= Dataset entries =
_ _ _

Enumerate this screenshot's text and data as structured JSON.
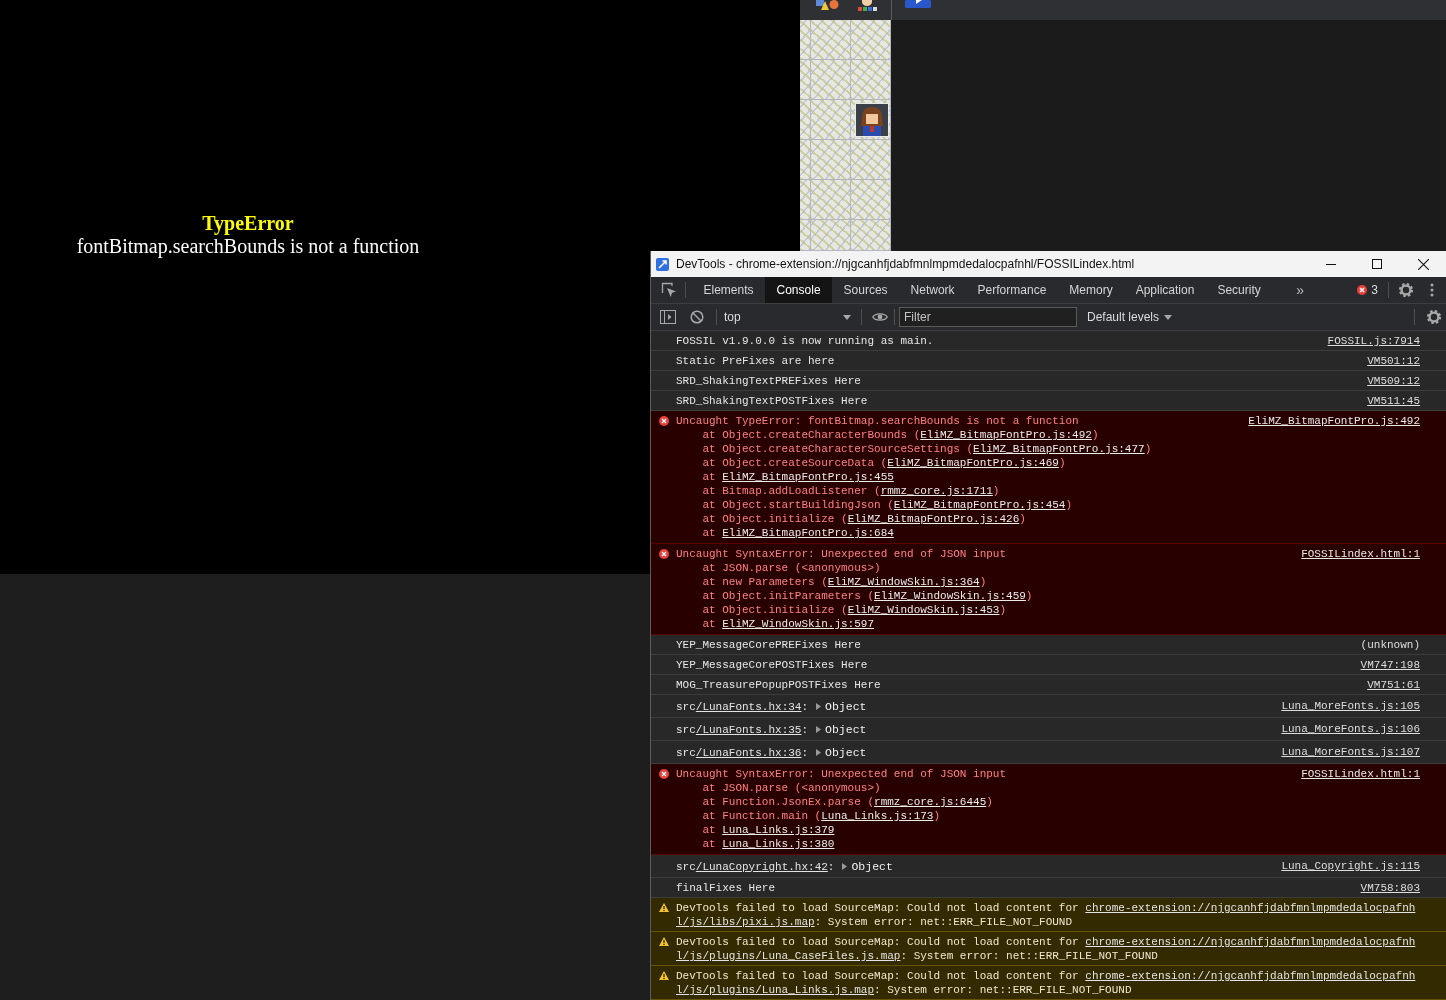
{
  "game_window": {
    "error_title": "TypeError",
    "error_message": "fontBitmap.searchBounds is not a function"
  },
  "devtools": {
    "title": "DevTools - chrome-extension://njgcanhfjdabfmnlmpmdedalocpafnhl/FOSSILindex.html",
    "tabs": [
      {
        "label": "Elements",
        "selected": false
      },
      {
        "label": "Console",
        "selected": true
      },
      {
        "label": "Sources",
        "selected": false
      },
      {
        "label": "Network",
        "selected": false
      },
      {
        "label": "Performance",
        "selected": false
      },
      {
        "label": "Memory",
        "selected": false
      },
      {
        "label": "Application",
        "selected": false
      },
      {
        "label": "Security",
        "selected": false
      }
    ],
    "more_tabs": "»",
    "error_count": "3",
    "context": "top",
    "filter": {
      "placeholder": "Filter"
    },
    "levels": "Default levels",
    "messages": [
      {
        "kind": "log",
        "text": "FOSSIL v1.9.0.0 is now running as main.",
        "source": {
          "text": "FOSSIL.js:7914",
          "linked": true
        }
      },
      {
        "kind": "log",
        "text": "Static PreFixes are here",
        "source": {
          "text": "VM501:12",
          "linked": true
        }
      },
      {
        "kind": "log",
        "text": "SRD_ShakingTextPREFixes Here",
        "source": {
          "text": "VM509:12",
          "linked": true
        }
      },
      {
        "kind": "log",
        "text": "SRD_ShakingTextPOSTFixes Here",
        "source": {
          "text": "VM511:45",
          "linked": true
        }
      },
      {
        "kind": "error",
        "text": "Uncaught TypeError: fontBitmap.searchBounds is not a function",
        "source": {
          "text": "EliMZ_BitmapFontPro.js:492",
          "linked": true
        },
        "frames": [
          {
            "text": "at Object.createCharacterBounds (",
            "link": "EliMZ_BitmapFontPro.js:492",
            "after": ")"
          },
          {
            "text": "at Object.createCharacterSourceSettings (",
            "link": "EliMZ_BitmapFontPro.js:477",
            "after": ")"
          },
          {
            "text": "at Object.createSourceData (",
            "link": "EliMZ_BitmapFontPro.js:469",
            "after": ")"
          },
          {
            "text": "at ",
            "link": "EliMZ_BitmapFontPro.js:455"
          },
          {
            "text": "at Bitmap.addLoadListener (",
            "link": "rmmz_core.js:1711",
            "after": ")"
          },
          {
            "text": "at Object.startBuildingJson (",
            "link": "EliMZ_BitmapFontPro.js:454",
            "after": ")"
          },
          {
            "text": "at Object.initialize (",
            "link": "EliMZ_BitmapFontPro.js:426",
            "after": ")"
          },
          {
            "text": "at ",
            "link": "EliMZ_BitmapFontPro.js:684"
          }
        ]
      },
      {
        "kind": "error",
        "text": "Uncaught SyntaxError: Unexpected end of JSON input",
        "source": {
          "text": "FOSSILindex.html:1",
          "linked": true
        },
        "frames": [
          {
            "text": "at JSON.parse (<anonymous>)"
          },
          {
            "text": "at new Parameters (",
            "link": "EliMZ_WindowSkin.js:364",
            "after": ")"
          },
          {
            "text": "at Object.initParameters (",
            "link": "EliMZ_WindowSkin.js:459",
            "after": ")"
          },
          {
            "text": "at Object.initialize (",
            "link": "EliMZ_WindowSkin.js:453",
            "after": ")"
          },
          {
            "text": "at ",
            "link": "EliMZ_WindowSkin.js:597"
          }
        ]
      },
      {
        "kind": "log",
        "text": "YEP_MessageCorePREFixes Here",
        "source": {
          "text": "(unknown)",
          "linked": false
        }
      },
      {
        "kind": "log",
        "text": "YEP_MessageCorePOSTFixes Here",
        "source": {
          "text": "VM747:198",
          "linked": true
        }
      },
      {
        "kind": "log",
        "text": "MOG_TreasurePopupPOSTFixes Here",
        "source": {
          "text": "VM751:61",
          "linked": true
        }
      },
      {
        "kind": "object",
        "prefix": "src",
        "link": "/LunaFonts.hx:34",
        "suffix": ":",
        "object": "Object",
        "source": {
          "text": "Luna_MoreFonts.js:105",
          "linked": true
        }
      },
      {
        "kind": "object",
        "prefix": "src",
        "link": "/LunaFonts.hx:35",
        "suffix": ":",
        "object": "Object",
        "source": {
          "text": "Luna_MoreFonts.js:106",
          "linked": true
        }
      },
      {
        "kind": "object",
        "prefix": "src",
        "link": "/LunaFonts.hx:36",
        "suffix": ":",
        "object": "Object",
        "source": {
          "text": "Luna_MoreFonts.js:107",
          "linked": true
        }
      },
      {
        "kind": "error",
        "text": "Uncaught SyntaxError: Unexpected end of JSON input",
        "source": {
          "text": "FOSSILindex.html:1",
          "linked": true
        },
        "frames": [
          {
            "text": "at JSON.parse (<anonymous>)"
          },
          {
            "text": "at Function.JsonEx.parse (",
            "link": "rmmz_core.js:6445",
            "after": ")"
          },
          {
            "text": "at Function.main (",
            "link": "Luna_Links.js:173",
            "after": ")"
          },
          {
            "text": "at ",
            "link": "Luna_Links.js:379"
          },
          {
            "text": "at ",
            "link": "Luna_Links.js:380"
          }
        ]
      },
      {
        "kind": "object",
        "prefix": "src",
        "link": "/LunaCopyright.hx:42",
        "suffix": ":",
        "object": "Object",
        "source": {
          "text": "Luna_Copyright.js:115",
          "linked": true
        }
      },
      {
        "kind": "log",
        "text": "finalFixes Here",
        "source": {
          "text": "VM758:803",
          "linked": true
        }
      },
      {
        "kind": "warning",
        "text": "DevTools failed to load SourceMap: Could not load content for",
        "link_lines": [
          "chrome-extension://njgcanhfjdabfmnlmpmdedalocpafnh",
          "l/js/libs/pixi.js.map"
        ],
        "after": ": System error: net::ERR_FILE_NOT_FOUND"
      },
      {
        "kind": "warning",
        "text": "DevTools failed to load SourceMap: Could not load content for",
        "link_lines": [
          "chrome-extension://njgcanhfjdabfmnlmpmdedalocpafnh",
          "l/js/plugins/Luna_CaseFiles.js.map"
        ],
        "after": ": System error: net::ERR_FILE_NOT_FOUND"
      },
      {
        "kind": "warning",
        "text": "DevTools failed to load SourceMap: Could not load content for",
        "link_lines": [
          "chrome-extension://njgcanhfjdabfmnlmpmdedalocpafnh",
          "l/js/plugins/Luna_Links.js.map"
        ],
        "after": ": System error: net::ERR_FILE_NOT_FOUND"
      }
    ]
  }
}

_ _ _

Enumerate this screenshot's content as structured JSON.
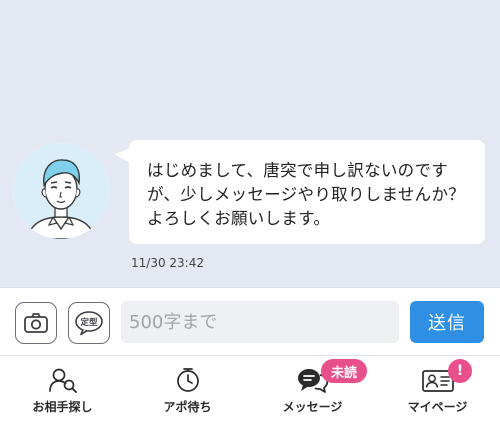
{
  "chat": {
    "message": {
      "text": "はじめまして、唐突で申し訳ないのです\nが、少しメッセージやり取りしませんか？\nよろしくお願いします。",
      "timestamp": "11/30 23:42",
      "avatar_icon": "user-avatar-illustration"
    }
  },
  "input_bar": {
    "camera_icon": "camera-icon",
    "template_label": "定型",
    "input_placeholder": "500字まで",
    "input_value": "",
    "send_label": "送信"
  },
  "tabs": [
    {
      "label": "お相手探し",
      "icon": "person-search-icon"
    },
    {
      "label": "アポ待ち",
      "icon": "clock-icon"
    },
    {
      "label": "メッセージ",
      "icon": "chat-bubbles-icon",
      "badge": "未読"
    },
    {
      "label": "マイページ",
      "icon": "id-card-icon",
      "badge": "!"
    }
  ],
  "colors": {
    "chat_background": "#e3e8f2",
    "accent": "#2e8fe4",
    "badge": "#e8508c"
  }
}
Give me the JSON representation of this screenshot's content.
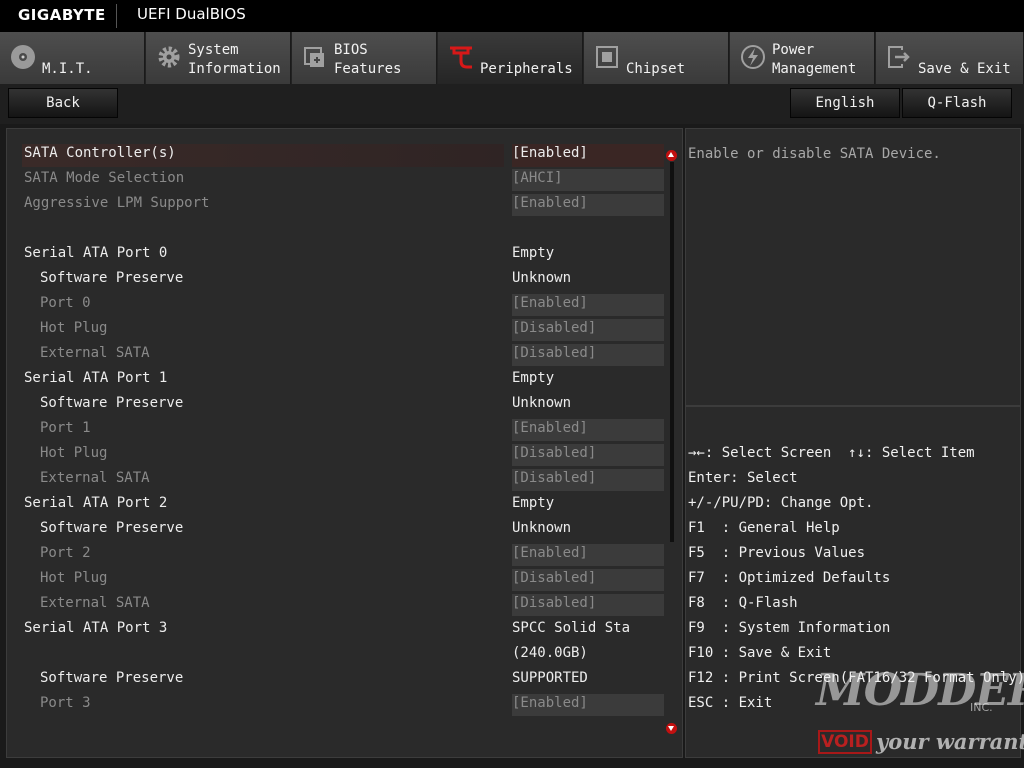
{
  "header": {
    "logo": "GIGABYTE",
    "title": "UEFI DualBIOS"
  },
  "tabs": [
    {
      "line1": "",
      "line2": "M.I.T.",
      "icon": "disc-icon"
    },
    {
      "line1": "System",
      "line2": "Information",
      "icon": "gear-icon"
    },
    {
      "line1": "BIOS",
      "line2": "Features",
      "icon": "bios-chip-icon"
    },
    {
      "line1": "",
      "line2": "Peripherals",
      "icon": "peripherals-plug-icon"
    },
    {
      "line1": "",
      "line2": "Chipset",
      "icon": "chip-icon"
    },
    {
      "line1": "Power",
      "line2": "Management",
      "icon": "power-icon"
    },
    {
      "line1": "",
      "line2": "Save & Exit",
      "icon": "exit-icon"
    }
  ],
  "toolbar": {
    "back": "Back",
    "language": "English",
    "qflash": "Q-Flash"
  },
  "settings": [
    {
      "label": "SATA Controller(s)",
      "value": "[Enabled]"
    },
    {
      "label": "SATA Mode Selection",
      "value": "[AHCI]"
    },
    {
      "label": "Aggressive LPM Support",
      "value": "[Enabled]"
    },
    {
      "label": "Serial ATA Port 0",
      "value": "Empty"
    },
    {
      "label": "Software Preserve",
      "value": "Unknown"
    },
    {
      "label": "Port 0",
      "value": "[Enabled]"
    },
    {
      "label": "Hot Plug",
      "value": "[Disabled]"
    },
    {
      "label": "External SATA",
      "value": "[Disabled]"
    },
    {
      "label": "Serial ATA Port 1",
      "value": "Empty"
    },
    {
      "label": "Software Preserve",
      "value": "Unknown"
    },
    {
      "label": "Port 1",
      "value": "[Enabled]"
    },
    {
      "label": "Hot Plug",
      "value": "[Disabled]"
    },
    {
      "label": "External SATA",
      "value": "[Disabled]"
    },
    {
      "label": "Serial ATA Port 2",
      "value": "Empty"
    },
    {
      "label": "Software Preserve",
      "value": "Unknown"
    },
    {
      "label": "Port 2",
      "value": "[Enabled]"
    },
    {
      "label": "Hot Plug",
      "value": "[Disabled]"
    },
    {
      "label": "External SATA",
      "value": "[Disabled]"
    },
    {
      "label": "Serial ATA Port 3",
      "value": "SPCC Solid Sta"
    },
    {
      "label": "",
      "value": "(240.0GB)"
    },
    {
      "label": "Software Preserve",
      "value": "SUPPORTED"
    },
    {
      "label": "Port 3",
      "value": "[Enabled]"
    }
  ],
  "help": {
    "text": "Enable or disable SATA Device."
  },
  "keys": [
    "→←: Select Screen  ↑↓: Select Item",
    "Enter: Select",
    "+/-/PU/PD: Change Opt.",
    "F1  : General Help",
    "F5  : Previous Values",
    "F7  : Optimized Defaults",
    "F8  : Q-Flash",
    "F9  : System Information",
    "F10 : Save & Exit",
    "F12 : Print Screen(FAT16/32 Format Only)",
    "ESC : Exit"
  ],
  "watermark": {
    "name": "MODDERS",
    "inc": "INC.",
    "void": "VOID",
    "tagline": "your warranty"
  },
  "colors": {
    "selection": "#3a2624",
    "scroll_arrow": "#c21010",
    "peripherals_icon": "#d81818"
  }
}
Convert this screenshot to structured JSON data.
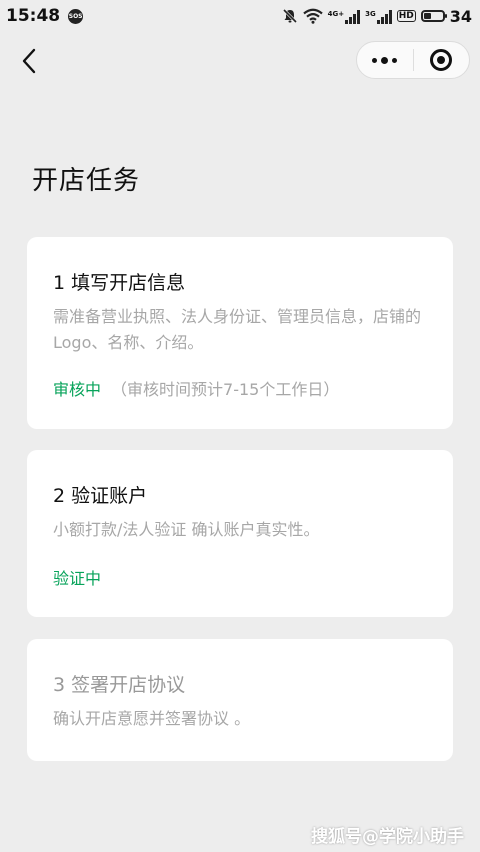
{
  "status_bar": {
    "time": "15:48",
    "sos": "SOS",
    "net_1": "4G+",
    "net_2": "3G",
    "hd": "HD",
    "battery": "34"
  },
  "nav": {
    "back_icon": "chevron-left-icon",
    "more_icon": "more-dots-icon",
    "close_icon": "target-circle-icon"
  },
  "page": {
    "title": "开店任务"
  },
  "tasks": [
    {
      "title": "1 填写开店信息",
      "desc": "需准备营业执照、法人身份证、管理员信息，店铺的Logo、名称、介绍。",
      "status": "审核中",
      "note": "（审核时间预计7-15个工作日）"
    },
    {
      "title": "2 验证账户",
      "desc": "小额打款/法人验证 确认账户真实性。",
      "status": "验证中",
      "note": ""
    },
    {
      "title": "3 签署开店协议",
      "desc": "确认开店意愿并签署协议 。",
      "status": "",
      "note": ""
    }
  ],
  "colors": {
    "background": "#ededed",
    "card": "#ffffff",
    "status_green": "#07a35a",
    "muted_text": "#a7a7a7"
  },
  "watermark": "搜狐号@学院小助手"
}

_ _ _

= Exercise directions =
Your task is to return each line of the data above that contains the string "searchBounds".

= Written response =
    "error_message": "fontBitmap.searchBounds is not a function"
        "text": "Uncaught TypeError: fontBitmap.searchBounds is not a function",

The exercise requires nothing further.